Browse Prior Art Database

Non-precise Interrupt Mechanism with Low Overhead for High Performance CPUs

IP.com Disclosure Number: IPCOM000110590D
Original Publication Date: 1992-Dec-01
Included in the Prior Art Database: 2005-Mar-25
Document File: 2 page(s) / 89K

Publishing Venue

IBM

Related People

Bakoglu, HB: AUTHOR

Abstract

An architecture and hardware implementation is disclosed which provides a non-precise interrupt mechanism for high-performance processors. This interrupt mechanism has a very low overhead in terms of the amount of hardware required to implement as well as required additional levels of logic in the CPU critical paths.

This text was extracted from an ASCII text file.
This is the abbreviated version, containing approximately 52% of the total text.

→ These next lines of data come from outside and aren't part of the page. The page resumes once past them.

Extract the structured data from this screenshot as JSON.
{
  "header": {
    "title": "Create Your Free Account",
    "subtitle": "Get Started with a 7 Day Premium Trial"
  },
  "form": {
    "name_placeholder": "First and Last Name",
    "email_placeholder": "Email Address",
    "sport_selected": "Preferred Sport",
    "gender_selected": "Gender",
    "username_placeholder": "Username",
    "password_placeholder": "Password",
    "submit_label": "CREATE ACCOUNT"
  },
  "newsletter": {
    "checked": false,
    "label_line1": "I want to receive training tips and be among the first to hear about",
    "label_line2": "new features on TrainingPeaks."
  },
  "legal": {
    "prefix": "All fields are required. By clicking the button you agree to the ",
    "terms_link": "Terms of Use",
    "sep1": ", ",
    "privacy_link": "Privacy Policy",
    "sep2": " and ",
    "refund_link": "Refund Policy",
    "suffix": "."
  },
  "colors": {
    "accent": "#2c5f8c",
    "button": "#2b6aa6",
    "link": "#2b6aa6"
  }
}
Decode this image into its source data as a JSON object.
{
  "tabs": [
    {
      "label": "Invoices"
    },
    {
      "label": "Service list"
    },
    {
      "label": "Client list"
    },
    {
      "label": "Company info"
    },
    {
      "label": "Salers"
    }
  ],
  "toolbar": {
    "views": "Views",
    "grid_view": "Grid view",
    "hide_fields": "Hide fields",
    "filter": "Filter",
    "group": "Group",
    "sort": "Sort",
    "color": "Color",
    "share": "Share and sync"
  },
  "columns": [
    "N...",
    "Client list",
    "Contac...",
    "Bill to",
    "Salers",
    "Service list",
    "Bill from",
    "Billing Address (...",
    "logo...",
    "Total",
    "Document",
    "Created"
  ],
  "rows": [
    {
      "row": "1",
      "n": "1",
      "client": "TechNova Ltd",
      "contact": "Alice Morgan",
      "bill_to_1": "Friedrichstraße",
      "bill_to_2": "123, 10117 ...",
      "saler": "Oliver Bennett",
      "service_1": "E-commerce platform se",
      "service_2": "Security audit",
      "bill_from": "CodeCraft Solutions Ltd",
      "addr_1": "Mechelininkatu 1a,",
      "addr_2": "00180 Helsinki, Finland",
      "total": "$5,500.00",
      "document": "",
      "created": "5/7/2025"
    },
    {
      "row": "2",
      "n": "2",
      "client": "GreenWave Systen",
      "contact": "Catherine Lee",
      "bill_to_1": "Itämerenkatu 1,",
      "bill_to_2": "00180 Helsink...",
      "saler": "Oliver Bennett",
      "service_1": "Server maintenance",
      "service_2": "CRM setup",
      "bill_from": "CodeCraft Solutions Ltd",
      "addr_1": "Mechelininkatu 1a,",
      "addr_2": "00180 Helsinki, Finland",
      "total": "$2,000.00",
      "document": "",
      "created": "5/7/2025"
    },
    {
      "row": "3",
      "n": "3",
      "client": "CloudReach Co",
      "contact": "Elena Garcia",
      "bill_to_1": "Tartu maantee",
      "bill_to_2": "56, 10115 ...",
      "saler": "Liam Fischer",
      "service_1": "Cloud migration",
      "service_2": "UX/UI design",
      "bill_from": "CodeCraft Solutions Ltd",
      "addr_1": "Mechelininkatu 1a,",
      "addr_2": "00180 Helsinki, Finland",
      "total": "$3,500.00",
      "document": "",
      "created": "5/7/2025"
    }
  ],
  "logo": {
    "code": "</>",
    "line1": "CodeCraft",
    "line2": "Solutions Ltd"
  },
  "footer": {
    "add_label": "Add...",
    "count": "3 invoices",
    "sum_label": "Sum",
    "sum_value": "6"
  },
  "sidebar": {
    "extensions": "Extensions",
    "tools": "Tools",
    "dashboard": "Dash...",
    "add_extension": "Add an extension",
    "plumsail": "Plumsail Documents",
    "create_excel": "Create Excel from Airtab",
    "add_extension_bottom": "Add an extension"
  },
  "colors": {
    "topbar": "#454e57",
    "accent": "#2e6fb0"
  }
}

Non-precise Interrupt Mechanism with Low Overhead for High Performance CPUs

       An architecture and hardware implementation is disclosed
which provides a non-precise interrupt mechanism for high-performance
processors.  This interrupt mechanism has a very low overhead in
terms of the amount of hardware required to implement as well as
required additional levels of logic in the CPU critical paths.

      Precise interrupts are very useful in general-purpose
processors.  A precise interrupt means that the interrupt-causing
instruction does not change the machine state or, if it changes the
machine state, there is a method for rolling the machine state back
to its value before the interrupt-causing instruction occurred.  As a
result, program execution may be resumed by re-executing the
interrupt-causing instruction after the interrupt has been serviced.
Precise interrupts are very expensive to implement in that they
require many logic gates and a substantial amount of silicon area.
Additionally, precise interrupts degrade the performance of the CPU
by preventing the interrupt-causing instruction from changing the
machine state when that instruction is in the critical path for the
CPU.  Additionally, precise interrupts are complicated and difficult
to implement, debug and tune for short cycle times.

      As depicted in the figure, the non-precise interrupt mechanism
includes an instruction and dispatch unit 10 which handles interrupts
and branches.  Functional units 12 receive instructions from the
dispatch unit and execute those instructions.  When a functional unit
has no instructions to execute, it notifies the dispatch unit by
raising the QUIESCENT line that is connected to the instruction
dispatch unit.  When a functional unit wishes to interrupt the
instruction e...